WHAT THE EXERCISE ASKS
Within the records, which lines hold the string "奥体南路"? Report each one by copying it.

Items from an interface collection
==*==
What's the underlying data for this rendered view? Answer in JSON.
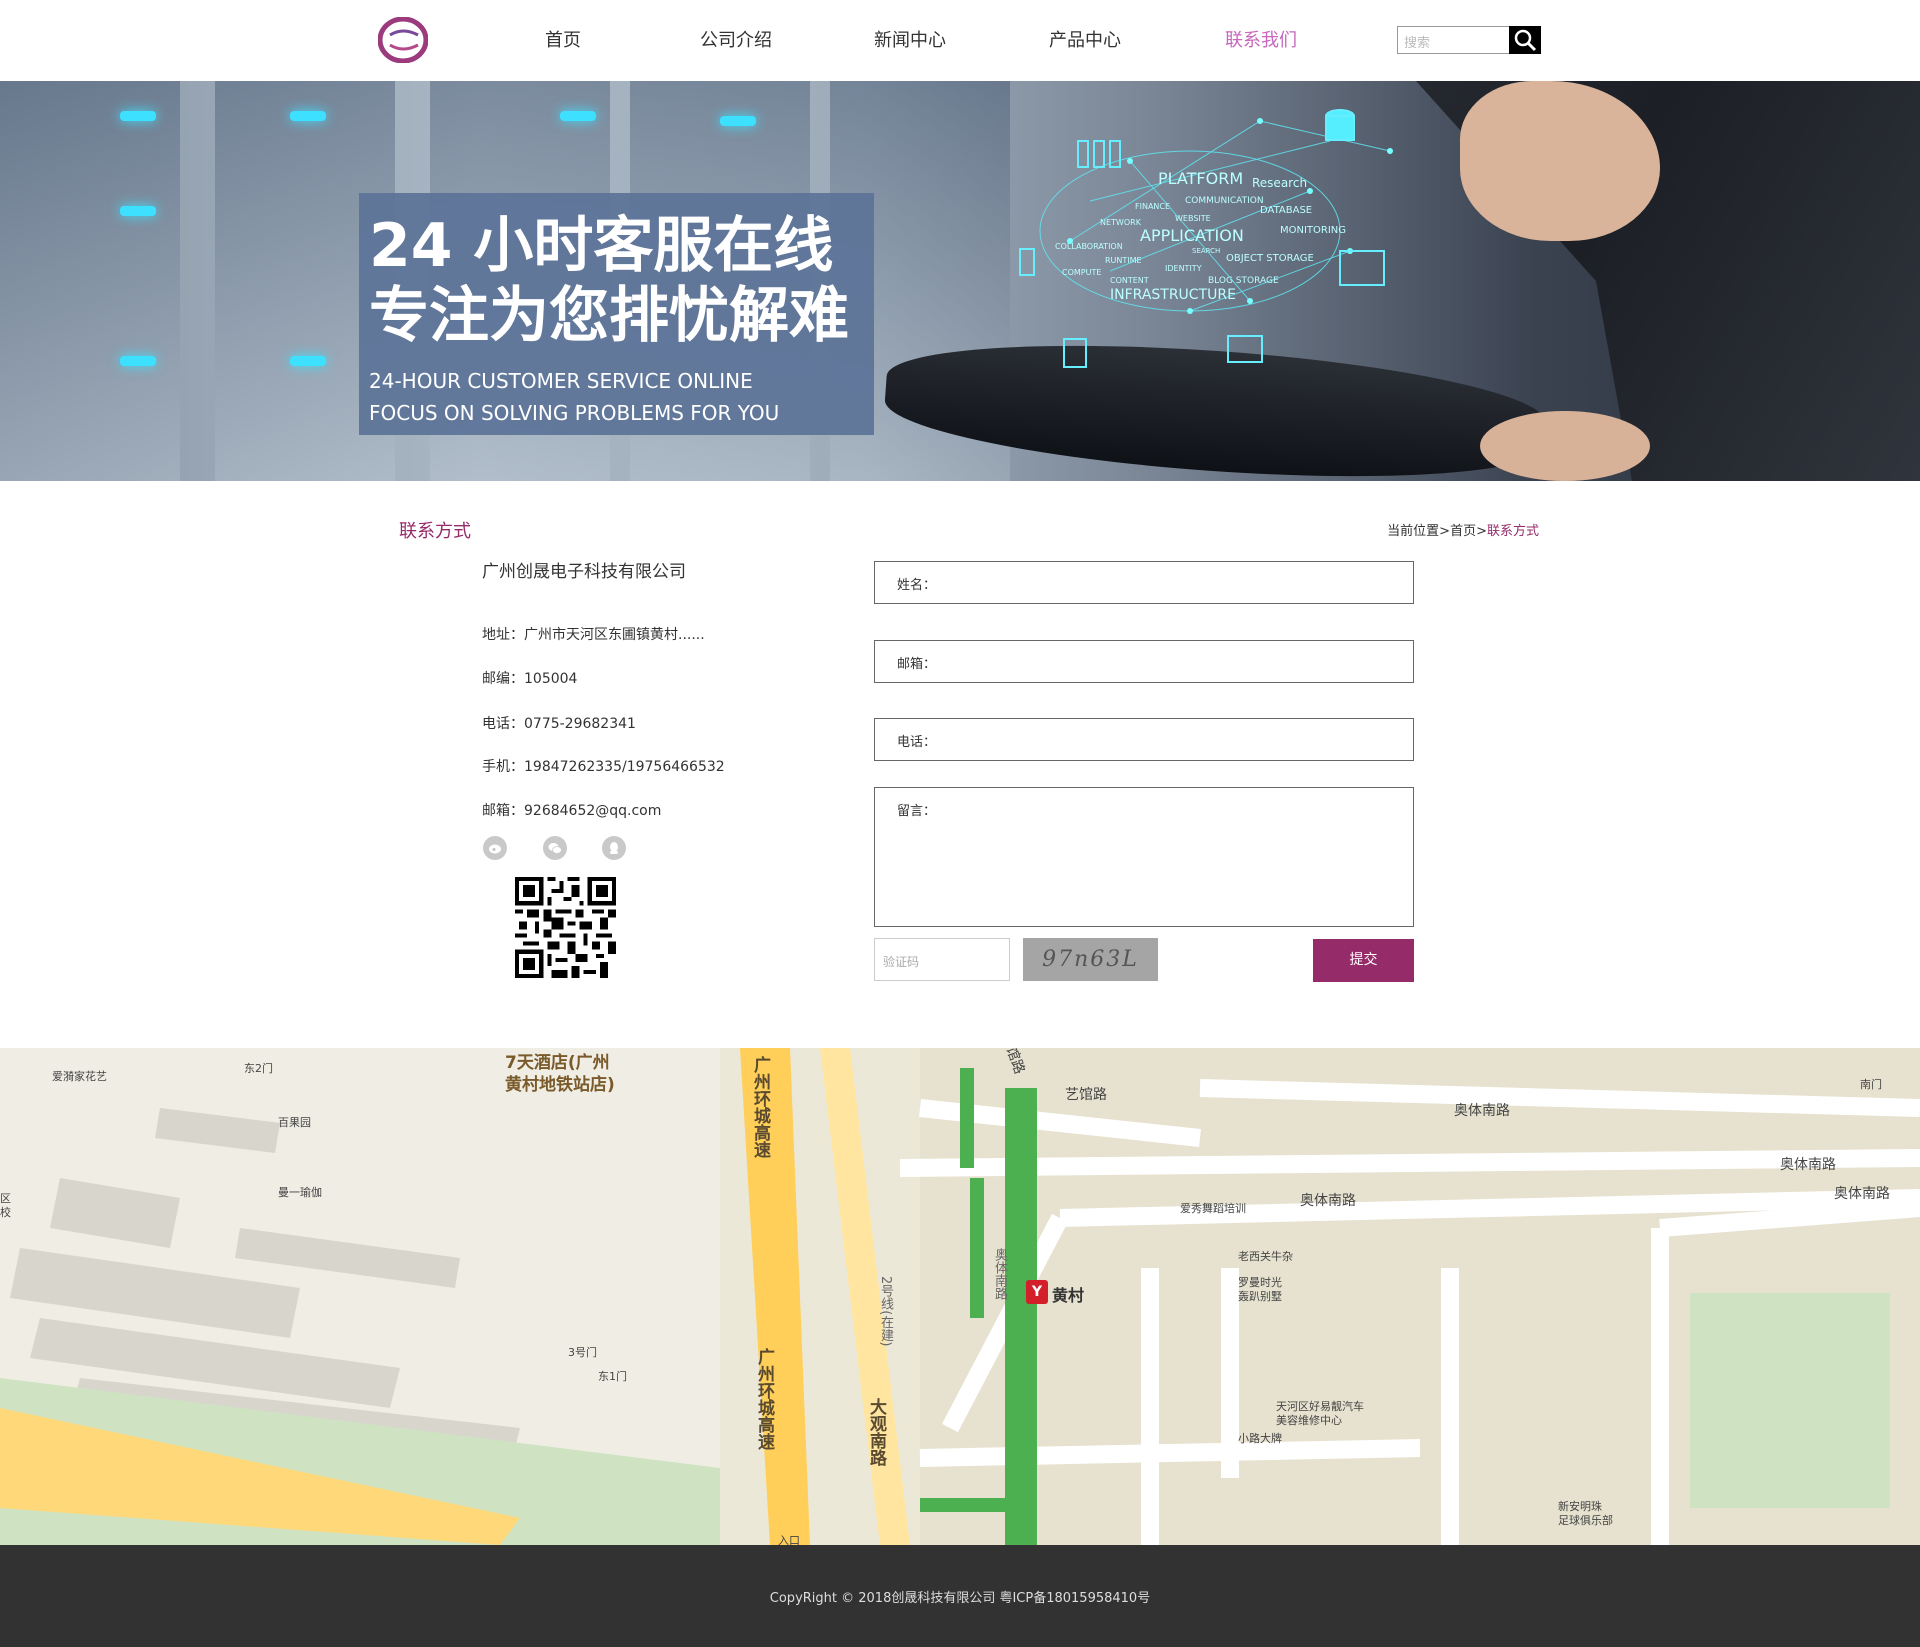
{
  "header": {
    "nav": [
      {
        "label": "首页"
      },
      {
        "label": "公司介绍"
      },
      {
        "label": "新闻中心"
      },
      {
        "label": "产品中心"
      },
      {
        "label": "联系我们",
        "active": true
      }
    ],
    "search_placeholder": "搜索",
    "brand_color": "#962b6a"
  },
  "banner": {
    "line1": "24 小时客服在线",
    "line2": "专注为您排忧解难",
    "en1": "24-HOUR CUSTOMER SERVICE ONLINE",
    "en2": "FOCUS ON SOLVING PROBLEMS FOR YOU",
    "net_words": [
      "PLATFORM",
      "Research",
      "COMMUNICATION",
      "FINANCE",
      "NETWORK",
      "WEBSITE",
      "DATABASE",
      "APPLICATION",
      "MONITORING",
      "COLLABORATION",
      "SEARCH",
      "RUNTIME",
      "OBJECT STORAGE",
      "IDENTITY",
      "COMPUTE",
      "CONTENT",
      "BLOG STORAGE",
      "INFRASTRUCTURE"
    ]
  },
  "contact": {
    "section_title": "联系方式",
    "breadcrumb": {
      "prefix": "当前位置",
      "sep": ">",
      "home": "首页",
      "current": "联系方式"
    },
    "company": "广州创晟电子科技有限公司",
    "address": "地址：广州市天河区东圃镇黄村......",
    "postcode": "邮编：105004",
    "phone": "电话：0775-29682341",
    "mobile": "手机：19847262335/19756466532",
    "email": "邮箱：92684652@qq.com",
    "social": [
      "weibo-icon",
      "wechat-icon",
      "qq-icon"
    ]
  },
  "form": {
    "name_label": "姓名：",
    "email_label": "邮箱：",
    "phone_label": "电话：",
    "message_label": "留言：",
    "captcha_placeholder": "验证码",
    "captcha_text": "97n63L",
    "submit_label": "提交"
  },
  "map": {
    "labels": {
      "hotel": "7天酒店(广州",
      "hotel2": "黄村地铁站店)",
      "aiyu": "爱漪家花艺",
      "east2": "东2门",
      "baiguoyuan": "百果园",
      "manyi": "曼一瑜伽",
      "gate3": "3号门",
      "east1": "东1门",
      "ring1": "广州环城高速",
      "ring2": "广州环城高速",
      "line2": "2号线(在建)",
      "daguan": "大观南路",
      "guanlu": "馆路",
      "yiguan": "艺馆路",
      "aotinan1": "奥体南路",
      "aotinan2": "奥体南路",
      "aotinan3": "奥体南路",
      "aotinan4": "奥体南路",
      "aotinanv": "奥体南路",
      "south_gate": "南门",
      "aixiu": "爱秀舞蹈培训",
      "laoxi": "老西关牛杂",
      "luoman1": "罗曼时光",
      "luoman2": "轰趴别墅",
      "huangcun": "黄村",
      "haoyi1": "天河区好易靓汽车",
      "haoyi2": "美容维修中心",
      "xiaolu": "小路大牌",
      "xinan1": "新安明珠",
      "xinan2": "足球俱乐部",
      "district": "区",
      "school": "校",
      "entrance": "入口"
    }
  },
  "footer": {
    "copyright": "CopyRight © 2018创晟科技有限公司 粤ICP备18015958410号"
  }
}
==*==
TASK RESULT
      "aotinan1": "奥体南路",
      "aotinan2": "奥体南路",
      "aotinan3": "奥体南路",
      "aotinan4": "奥体南路",
      "aotinanv": "奥体南路",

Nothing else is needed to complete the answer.